My siblings soon caught on that adults gave me extra lollies because I was small and cute, so they started shoving me to the front of the group every time we reached a new house. Back home, Mum confiscated the lollies and hid them away to be doled out gradually.
I remember reaching a few houses that were lit up inside, but no one answered the door despite our pleas of ‘trick or treat?’ At the time, my child brain wondered what could cause an adult to ignore kids asking for lollies.
Reader, I am now that adult.
Last week we received a flyer and a balloon in the mail from the parents in our townhouse complex who are coordinating Halloween for their kids.

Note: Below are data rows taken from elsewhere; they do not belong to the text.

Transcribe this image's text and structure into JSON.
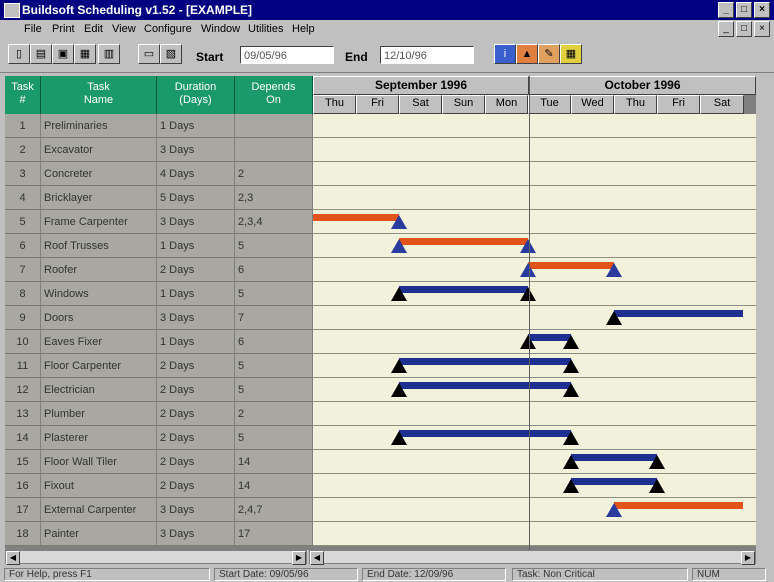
{
  "window": {
    "title": "Buildsoft Scheduling v1.52 - [EXAMPLE]"
  },
  "menu": [
    "File",
    "Print",
    "Edit",
    "View",
    "Configure",
    "Window",
    "Utilities",
    "Help"
  ],
  "toolbar": {
    "start_label": "Start",
    "start_value": "09/05/96",
    "end_label": "End",
    "end_value": "12/10/96"
  },
  "columns": {
    "task_num": [
      "Task",
      "#"
    ],
    "task_name": [
      "Task",
      "Name"
    ],
    "duration": [
      "Duration",
      "(Days)"
    ],
    "depends": [
      "Depends",
      "On"
    ]
  },
  "months": [
    "September 1996",
    "October 1996"
  ],
  "days": [
    "Thu",
    "Fri",
    "Sat",
    "Sun",
    "Mon",
    "Tue",
    "Wed",
    "Thu",
    "Fri",
    "Sat"
  ],
  "tasks": [
    {
      "num": "1",
      "name": "Preliminaries",
      "duration": "1 Days",
      "depends": ""
    },
    {
      "num": "2",
      "name": "Excavator",
      "duration": "3 Days",
      "depends": ""
    },
    {
      "num": "3",
      "name": "Concreter",
      "duration": "4 Days",
      "depends": "2"
    },
    {
      "num": "4",
      "name": "Bricklayer",
      "duration": "5 Days",
      "depends": "2,3"
    },
    {
      "num": "5",
      "name": "Frame Carpenter",
      "duration": "3 Days",
      "depends": "2,3,4"
    },
    {
      "num": "6",
      "name": "Roof Trusses",
      "duration": "1 Days",
      "depends": "5"
    },
    {
      "num": "7",
      "name": "Roofer",
      "duration": "2 Days",
      "depends": "6"
    },
    {
      "num": "8",
      "name": "Windows",
      "duration": "1 Days",
      "depends": "5"
    },
    {
      "num": "9",
      "name": "Doors",
      "duration": "3 Days",
      "depends": "7"
    },
    {
      "num": "10",
      "name": "Eaves Fixer",
      "duration": "1 Days",
      "depends": "6"
    },
    {
      "num": "11",
      "name": "Floor Carpenter",
      "duration": "2 Days",
      "depends": "5"
    },
    {
      "num": "12",
      "name": "Electrician",
      "duration": "2 Days",
      "depends": "5"
    },
    {
      "num": "13",
      "name": "Plumber",
      "duration": "2 Days",
      "depends": "2"
    },
    {
      "num": "14",
      "name": "Plasterer",
      "duration": "2 Days",
      "depends": "5"
    },
    {
      "num": "15",
      "name": "Floor Wall Tiler",
      "duration": "2 Days",
      "depends": "14"
    },
    {
      "num": "16",
      "name": "Fixout",
      "duration": "2 Days",
      "depends": "14"
    },
    {
      "num": "17",
      "name": "External Carpenter",
      "duration": "3 Days",
      "depends": "2,4,7"
    },
    {
      "num": "18",
      "name": "Painter",
      "duration": "3 Days",
      "depends": "17"
    }
  ],
  "gantt": {
    "bars": [
      {
        "row": 5,
        "start": 0.0,
        "end": 2.0,
        "color": "#e0541a",
        "start_tri": "none",
        "end_tri": "#2b3b9b"
      },
      {
        "row": 6,
        "start": 2.0,
        "end": 5.0,
        "color": "#e0541a",
        "start_tri": "#2b3b9b",
        "end_tri": "#2b3b9b"
      },
      {
        "row": 7,
        "start": 5.0,
        "end": 7.0,
        "color": "#e0541a",
        "start_tri": "#2b3b9b",
        "end_tri": "#2b3b9b"
      },
      {
        "row": 8,
        "start": 2.0,
        "end": 5.0,
        "color": "#1e2f8f",
        "start_tri": "#000000",
        "end_tri": "#000000"
      },
      {
        "row": 9,
        "start": 7.0,
        "end": 10.0,
        "color": "#1e2f8f",
        "start_tri": "#000000",
        "end_tri": "none"
      },
      {
        "row": 10,
        "start": 5.0,
        "end": 6.0,
        "color": "#1e2f8f",
        "start_tri": "#000000",
        "end_tri": "#000000"
      },
      {
        "row": 11,
        "start": 2.0,
        "end": 6.0,
        "color": "#1e2f8f",
        "start_tri": "#000000",
        "end_tri": "#000000"
      },
      {
        "row": 12,
        "start": 2.0,
        "end": 6.0,
        "color": "#1e2f8f",
        "start_tri": "#000000",
        "end_tri": "#000000"
      },
      {
        "row": 14,
        "start": 2.0,
        "end": 6.0,
        "color": "#1e2f8f",
        "start_tri": "#000000",
        "end_tri": "#000000"
      },
      {
        "row": 15,
        "start": 6.0,
        "end": 8.0,
        "color": "#1e2f8f",
        "start_tri": "#000000",
        "end_tri": "#000000"
      },
      {
        "row": 16,
        "start": 6.0,
        "end": 8.0,
        "color": "#1e2f8f",
        "start_tri": "#000000",
        "end_tri": "#000000"
      },
      {
        "row": 17,
        "start": 7.0,
        "end": 10.0,
        "color": "#e0541a",
        "start_tri": "#2b3b9b",
        "end_tri": "none"
      }
    ]
  },
  "status": {
    "help": "For Help, press F1",
    "start_date": "Start Date: 09/05/96",
    "end_date": "End Date: 12/09/96",
    "task": "Task: Non Critical",
    "num": "NUM"
  },
  "colors": {
    "header_green": "#1a9a6a",
    "critical": "#e0541a",
    "noncritical": "#1e2f8f",
    "gantt_bg": "#f2f2dc"
  }
}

The flyer asked us to please put the balloon outside if we wanted to participate.
I threw the balloon away. I can honestly not think of anything worse than spending an evening where my peace is disrupted by children demanding lollies as part of an American holiday that is so far removed from its haunting pagan origins that it has no discernable relevance anymore.
As much as I would like to claim that my objection to Halloween is coming from some anti-consumerism/capitalism moral position, it’s more that I don’t like talking to strangers on a good day, and despite living among these people for almost three years, I still don’t know the names of any of my neighbours (although I do know the names of most of their dogs).

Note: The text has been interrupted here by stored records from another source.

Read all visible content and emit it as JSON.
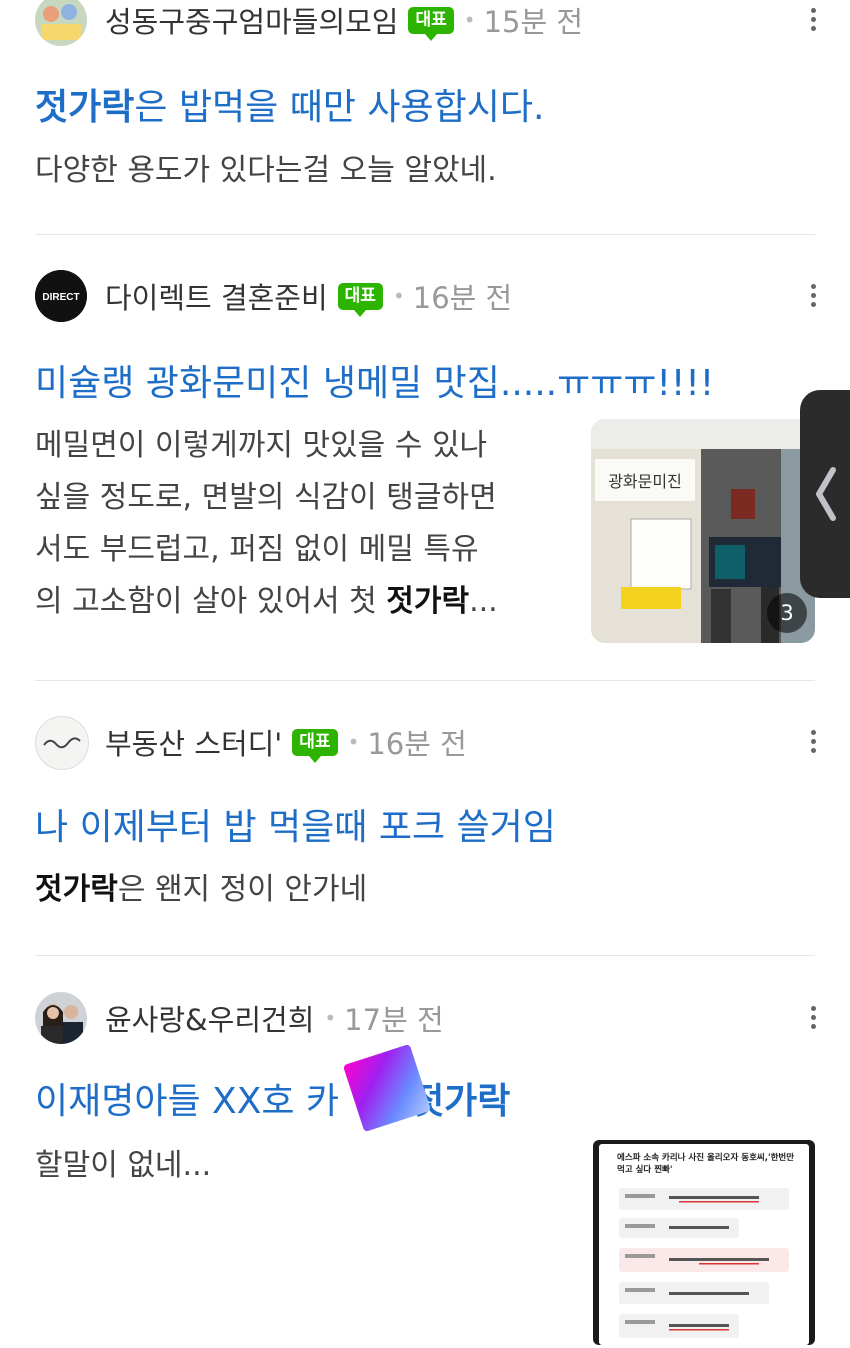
{
  "posts": [
    {
      "cafe": "성동구중구엄마들의모임",
      "badge": "대표",
      "time": "15분 전",
      "title_bold": "젓가락",
      "title_rest": "은 밥먹을 때만 사용합시다.",
      "snippet": "다양한 용도가 있다는걸 오늘 알았네."
    },
    {
      "cafe": "다이렉트 결혼준비",
      "badge": "대표",
      "time": "16분 전",
      "avatar_text": "DIRECT",
      "title": "미슐랭 광화문미진 냉메밀 맛집.....ㅠㅠㅠ!!!!",
      "snippet_lines": [
        "메밀면이 이렇게까지 맛있을 수 있나",
        "싶을 정도로, 면발의 식감이 탱글하면",
        "서도 부드럽고, 퍼짐 없이 메밀 특유",
        "의 고소함이 살아 있어서 첫 "
      ],
      "snippet_bold": "젓가락",
      "snippet_end": "...",
      "thumb_count": "3",
      "thumb_sign": "광화문미진"
    },
    {
      "cafe": "부동산 스터디'",
      "badge": "대표",
      "time": "16분 전",
      "title": "나 이제부터 밥 먹을때 포크 쓸거임",
      "snippet_bold": "젓가락",
      "snippet_rest": "은 왠지 정이 안가네"
    },
    {
      "cafe": "윤사랑&우리건희",
      "time": "17분 전",
      "title_start": "이재명아들 XX호 카",
      "title_bold": "젓가락",
      "snippet": "할말이 없네...",
      "thumb_heading": "에스파 소속 카리나 사진 올리오자 동호씨,'한번만 먹고 싶다 찐빠'"
    }
  ],
  "colors": {
    "title": "#1e6ec8",
    "badge": "#2db400"
  },
  "icons": {
    "more": "more-vertical-icon",
    "handle": "chevron-left-icon"
  }
}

However, the flyer and balloon did make me pause and reflect on my reaction.
Despite often remarking on how sad it is that the neighbourhood bonds we enjoyed as kids don’t seem to exist in the same way anymore, I have also not made any effort to meet or engage with my current neighbours.
In fact, beyond a wave to people if I drive past them, I think I’ve only spoken in person to one neighbour since we moved in.
Despite this antisocial behaviour on my part, I do love the way the families in our complex have created such a nice shared community. The kids all seem to be friends, reminding me of my childhood of running around with the neighbourhood gang of kids, and maybe Halloween is just another way to breathe some life into what is ultimately a pretty barren place to grow up.
Complexes like ours, mostly concrete driveways, a few small green spaces, and rows and rows of small townhouses without much room for growing kids to hang out, could use every ounce of community building they can get.
Maybe Halloween is an opportunity for me to contribute to that goal and participate in the little neighbourhood within a neighbourhood that is our complex. This desire to be a good citizen is battling with my much stronger inclination to exercise the ‘introvert’ part of my ‘introvert/extrovert’ personality by keeping the lights low and hanging out with my dog and TikTok.
Or perhaps I should start saying hello to my neighbours when I see them. Sometimes baby steps are the better way to go …